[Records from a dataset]
┌──

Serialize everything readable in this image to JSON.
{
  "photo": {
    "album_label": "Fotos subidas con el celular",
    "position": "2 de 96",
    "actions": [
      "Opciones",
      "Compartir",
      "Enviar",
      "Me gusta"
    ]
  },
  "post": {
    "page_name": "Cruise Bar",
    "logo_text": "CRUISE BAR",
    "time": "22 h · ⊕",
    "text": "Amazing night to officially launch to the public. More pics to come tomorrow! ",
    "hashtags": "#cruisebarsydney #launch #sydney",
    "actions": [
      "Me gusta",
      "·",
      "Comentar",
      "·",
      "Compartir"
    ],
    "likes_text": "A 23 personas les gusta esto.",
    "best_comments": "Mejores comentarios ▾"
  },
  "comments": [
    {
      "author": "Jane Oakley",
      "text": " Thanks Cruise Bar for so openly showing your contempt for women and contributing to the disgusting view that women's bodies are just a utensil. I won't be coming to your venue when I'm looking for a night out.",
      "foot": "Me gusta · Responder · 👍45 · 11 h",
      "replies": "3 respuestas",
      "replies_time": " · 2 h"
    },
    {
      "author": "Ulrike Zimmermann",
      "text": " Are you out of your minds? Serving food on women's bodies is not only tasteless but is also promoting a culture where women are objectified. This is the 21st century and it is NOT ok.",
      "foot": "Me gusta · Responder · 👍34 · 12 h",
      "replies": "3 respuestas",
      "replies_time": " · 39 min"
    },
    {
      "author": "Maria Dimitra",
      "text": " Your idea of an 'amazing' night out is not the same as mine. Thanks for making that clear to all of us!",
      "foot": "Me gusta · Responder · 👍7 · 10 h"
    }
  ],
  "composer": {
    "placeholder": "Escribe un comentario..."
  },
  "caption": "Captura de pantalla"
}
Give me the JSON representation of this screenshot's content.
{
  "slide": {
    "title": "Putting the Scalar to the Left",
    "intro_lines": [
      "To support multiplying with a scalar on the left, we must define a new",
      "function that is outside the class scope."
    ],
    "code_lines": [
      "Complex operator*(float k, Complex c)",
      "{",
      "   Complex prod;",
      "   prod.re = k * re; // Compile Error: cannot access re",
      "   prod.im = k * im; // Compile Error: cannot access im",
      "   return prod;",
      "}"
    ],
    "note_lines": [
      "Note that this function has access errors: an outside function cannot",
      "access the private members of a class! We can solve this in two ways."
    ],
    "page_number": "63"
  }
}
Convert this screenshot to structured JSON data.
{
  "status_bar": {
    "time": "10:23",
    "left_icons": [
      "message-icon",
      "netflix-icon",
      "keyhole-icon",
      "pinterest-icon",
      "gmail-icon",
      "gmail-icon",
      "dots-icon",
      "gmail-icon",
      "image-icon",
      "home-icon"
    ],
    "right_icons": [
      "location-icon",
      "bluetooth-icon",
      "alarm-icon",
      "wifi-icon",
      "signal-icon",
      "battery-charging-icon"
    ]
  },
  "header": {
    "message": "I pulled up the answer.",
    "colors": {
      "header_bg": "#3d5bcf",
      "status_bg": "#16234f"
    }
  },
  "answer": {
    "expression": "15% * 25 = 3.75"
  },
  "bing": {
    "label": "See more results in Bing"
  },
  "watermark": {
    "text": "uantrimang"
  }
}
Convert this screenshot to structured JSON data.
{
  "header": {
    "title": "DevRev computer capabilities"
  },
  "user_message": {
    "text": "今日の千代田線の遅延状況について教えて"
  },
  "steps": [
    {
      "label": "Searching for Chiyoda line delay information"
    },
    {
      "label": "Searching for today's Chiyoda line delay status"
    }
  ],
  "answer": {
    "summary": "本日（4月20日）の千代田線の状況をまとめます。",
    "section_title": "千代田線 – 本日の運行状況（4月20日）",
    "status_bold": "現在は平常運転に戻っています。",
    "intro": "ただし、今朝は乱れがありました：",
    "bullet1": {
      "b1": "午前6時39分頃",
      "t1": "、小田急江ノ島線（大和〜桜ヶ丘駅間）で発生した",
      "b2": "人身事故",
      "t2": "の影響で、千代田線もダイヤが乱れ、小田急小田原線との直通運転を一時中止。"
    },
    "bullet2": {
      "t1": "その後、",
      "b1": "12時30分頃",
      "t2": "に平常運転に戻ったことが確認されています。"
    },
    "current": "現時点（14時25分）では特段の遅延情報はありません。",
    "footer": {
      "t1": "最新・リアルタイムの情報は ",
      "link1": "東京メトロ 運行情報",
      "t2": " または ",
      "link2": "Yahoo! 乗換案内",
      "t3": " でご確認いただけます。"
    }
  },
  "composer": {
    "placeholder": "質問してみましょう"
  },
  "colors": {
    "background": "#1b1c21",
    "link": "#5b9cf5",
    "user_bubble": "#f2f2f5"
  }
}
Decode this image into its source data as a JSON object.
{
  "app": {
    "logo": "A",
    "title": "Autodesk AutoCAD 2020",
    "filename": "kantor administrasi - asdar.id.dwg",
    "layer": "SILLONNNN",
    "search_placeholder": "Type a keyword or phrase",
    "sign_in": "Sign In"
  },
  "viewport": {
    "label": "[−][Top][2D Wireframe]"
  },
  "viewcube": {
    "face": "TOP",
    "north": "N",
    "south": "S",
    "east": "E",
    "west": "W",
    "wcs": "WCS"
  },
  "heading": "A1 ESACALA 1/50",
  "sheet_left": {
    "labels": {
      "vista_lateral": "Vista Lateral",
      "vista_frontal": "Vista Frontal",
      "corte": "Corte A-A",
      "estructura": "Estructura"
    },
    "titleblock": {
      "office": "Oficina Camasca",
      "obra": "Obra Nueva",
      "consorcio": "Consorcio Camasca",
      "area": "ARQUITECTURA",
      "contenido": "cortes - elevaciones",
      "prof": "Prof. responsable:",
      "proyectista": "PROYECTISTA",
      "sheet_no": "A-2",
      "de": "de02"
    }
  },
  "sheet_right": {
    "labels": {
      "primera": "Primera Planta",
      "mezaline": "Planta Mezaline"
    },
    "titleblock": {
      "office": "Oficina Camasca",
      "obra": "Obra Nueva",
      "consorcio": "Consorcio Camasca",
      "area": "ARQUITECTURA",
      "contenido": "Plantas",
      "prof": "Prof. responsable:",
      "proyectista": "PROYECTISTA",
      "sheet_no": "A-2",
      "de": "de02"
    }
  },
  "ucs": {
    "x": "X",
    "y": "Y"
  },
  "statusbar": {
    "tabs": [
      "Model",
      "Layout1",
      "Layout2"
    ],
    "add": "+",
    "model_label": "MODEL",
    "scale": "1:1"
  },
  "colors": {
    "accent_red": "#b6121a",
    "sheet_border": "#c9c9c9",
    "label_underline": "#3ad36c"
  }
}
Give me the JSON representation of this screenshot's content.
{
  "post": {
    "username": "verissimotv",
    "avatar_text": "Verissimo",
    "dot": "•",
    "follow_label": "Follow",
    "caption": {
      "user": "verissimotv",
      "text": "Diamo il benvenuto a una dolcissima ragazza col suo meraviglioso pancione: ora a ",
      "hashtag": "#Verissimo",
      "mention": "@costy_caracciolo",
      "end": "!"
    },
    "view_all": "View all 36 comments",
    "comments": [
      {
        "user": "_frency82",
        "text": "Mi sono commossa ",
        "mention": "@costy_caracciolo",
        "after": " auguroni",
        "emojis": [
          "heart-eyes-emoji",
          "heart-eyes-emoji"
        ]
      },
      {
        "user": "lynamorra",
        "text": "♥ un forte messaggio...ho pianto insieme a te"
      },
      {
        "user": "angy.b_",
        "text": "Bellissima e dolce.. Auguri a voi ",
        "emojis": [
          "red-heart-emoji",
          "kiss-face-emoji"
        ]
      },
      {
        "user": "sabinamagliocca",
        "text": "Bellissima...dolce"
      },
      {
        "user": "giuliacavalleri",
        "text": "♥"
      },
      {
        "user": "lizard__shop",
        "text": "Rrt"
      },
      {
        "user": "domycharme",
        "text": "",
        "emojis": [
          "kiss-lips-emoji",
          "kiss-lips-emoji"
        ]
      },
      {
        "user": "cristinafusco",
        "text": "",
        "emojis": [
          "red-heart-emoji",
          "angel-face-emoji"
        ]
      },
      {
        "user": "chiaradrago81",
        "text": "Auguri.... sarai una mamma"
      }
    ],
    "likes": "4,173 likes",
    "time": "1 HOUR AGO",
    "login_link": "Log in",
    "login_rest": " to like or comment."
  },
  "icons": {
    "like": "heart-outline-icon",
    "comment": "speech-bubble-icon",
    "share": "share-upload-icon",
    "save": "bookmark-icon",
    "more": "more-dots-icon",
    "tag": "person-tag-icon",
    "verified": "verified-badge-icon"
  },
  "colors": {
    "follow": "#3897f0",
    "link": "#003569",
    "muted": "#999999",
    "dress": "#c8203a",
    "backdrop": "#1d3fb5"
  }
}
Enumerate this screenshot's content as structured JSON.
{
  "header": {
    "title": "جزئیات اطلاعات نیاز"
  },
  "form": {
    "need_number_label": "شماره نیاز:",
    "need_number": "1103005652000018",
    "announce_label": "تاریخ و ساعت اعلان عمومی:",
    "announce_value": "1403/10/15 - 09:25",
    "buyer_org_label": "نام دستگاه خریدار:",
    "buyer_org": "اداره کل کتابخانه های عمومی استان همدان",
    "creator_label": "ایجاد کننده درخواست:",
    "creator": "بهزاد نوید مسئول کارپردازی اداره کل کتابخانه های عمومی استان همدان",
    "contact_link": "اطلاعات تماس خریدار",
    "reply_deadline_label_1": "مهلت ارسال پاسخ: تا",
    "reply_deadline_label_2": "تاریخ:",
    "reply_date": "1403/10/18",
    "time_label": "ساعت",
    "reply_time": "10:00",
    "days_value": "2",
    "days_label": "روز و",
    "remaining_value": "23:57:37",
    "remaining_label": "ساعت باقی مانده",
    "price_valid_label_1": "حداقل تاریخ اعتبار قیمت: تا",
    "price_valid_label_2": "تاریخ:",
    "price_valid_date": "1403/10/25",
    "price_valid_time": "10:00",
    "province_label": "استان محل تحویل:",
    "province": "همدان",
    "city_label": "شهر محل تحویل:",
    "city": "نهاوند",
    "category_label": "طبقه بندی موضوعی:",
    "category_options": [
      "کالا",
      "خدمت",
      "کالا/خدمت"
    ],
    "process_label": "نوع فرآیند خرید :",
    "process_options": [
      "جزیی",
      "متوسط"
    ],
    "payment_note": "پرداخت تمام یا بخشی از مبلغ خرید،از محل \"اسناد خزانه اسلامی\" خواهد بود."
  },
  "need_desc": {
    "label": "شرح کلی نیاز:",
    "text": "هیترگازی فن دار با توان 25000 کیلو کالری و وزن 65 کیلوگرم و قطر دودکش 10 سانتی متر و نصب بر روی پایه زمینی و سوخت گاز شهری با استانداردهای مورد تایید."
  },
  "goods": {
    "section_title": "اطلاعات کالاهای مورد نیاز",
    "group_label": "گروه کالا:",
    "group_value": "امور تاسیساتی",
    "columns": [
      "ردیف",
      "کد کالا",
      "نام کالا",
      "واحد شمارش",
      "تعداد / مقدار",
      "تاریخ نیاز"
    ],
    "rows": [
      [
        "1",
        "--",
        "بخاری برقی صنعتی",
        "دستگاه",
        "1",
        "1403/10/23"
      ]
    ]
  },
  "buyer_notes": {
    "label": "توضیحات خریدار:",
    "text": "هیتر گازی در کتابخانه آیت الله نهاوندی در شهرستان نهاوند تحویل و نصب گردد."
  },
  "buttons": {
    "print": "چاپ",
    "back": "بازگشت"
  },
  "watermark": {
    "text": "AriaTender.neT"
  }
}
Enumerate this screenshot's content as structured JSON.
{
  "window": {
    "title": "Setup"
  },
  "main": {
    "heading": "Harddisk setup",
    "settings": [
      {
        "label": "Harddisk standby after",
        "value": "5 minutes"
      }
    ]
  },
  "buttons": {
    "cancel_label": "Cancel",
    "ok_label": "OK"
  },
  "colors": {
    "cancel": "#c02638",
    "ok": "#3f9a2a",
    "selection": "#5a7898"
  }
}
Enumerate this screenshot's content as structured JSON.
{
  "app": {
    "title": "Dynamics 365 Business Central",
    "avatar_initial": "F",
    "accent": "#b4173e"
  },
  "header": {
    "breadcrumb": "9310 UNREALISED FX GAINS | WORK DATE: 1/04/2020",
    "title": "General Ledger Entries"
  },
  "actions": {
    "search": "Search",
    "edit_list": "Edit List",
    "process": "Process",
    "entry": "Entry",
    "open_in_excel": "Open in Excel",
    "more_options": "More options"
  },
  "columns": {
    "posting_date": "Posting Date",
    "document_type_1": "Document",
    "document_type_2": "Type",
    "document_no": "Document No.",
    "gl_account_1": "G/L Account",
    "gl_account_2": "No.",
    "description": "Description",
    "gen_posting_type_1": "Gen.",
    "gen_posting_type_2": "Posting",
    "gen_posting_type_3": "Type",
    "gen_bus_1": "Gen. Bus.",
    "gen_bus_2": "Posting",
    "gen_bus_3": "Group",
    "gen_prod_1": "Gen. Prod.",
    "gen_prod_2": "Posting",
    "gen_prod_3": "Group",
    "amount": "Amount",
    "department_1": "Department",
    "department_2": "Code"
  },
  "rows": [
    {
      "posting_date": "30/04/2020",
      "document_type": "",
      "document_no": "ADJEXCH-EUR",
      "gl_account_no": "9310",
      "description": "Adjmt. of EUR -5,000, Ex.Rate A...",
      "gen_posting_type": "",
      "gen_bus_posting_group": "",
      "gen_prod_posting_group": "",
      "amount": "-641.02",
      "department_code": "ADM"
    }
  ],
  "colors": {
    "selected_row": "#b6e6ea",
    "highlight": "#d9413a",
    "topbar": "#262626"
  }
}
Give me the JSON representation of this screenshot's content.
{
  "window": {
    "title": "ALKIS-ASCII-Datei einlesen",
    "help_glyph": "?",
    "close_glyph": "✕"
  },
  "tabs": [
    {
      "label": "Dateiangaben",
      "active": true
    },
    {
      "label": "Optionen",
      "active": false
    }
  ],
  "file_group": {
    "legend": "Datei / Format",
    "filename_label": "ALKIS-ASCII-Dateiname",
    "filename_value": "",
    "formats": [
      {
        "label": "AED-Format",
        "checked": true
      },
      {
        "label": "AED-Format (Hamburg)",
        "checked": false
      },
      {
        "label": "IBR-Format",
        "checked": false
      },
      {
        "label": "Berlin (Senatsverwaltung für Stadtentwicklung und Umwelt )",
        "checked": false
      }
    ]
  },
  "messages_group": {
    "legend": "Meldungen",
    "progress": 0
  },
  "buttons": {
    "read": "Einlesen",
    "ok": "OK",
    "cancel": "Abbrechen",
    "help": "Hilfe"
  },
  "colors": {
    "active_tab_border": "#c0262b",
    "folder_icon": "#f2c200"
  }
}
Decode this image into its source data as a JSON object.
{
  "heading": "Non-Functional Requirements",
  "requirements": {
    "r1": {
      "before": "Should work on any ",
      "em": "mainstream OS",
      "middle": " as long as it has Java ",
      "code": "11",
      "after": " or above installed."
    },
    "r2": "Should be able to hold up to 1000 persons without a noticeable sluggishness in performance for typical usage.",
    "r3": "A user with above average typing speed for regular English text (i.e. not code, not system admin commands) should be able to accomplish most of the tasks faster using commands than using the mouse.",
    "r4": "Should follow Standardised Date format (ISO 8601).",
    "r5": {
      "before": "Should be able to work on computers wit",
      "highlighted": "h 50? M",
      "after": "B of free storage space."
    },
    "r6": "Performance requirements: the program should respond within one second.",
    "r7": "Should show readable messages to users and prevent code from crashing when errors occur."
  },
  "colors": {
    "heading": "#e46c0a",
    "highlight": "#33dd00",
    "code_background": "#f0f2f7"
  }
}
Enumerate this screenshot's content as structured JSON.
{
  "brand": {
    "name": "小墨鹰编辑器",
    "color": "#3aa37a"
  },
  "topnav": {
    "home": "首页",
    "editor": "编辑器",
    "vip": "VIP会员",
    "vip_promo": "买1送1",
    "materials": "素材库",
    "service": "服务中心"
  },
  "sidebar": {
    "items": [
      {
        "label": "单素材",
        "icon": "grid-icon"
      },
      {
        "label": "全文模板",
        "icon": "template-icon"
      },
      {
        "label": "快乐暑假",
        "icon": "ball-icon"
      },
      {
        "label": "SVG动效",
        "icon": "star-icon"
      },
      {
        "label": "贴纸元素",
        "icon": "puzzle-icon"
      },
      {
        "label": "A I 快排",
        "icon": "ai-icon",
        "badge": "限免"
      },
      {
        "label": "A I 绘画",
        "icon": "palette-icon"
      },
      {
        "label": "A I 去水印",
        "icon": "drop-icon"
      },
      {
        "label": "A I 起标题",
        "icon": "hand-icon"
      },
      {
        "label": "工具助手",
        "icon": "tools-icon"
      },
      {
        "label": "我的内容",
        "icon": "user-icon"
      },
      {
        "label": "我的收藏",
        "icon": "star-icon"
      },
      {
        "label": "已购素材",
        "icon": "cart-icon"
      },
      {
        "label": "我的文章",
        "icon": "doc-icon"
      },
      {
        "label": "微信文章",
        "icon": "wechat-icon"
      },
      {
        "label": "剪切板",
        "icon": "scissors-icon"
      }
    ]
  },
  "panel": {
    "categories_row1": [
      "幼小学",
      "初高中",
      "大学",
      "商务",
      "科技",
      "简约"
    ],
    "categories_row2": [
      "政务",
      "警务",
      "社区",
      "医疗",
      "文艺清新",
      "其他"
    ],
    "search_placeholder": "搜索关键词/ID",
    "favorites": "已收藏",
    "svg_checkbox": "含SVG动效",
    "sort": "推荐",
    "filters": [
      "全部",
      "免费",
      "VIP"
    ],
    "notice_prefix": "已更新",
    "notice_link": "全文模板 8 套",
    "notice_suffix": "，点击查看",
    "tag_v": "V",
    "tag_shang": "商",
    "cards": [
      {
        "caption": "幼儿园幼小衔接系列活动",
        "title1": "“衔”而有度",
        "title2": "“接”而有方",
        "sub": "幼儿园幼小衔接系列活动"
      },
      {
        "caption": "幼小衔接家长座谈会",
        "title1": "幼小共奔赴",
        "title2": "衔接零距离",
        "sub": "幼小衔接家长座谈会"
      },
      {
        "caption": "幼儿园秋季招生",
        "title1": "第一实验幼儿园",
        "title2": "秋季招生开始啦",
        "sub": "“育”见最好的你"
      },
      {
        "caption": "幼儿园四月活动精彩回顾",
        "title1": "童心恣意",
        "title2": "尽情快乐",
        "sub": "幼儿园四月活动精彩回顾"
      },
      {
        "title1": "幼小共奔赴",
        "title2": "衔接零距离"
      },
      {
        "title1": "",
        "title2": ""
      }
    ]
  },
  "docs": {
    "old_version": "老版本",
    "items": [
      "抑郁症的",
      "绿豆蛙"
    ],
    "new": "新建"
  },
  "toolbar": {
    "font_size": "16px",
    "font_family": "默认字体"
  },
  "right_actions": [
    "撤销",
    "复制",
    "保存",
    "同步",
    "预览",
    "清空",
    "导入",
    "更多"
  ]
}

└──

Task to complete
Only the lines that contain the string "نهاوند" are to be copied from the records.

Result of this task
    "city": "نهاوند",
    "text": "هیتر گازی در کتابخانه آیت الله نهاوندی در شهرستان نهاوند تحویل و نصب گردد."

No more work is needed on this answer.